However, Kangema MP Peter Irungu differed with GM imports critics, saying the issue of GMOs had been taken out of context. He said there was no evidence to show that GMO foods are harmful. He accused civil society groups of using the debate for selfish interests.“People in this country feed on genetically modified foods in restaurants and no one questions this.
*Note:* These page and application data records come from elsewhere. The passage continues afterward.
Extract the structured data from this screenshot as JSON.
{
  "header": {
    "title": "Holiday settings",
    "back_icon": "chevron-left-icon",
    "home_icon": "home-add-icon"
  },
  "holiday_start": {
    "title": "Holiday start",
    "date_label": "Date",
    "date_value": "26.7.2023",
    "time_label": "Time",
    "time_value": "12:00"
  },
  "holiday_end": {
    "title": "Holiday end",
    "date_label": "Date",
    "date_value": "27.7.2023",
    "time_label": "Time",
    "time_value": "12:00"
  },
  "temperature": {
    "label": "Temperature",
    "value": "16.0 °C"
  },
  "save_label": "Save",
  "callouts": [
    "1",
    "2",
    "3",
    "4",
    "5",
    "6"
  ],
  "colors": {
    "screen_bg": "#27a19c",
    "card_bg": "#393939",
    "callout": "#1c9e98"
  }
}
Why pick on maize?” Irungu asked.
Earlier in the day, over 30 MPs from Western and North Rift regions accused President William Ruto’s government of making unilateral decisions that will have adverse effects on farmers who depend on the commodity for a living.
Addressing separate press conferences, the MPs told the committees of Agriculture and Trade to immediately summon both trade Kuria and Linturi to explain how they arrived at the said decision.
They said it was unacceptable that despite a Kenya Gazette notice not being published on the same, and Cabinet not approving the same already, a ship carrying maize had docked at the port of Mombasa.
About 20 MPs from North Rift said Kuria’s decision to allow duty free importation will undermine the intention of guaranteed minimum returns to farmers whose plight Kuria championed when he was Gatundu South MP.
They, too, threatened to go to court to seek an injunction stopping the planned importation unless the government rescinds its decision.
“We are aware that there are plans by the Ministry of Trade to import 10 million bags of duty-free maize while this is the season of maize harvesting in major parts of the country. As MPs from maize growing regions, we seek to know why ships are already docking in Mombasa port without the laid down legal procedures in place,” said Nandi Senator Samson Cherargei.
“It seems that there is a deliberate move to continue killing maize farming in the country as was seen in the previous regime where even the sugar sector and other farming sectors were killed.”
Cost of production
The MPs’ sentiments came just a day after Kuria appeared to drop his hardline stand on the importation of GM maize. The CS instead said the government would take the lead in mopping up maize from farmers who have already harvested their grains.
Kuria, in a statement posted on his Facebook, asked farmers to release about 52 million bags of maize to millers to avert importation. Of the 52 million, he said, farmers are sitting on 20 million bags even as they wait to harvest another 35 million bags in a fortnight.
Last month, the government set the stage for the importation and use of GMOs when President Ruto said the move had become necessary after considering many factors, including expert opinion and technical reports on the adoption of biotechnology.
Yesterday, Cherargei who read the statement on behalf of North Rift politicians, said farmers expect to harvest about 42 million bags of maize despite the high cost of farm inputs such as fertilizer — which they bought at Sh7,000 at the start of the season — and the high cost of fuel, which had raised the cost of ploughing. The cost of fertiliser was reduced to Sh3,600 in September.
Kimilili MP Didmus Barasa said legislators would not allow the government to take advantage of maize farmers. “It seems there is a deliberate move to continue killing maize farming in the country.”
Sabatia MP Clement Sloya demanded that the government stops the immediate importation of the maize until all the thorny issues have been addressed.
“Importation of maize will mean demeaning the local farmer who forms part of the bottom-up economic model of our administration. The President should not agree to overlook the plight of farmers and allow the importation of maize which is more expensive,” he said.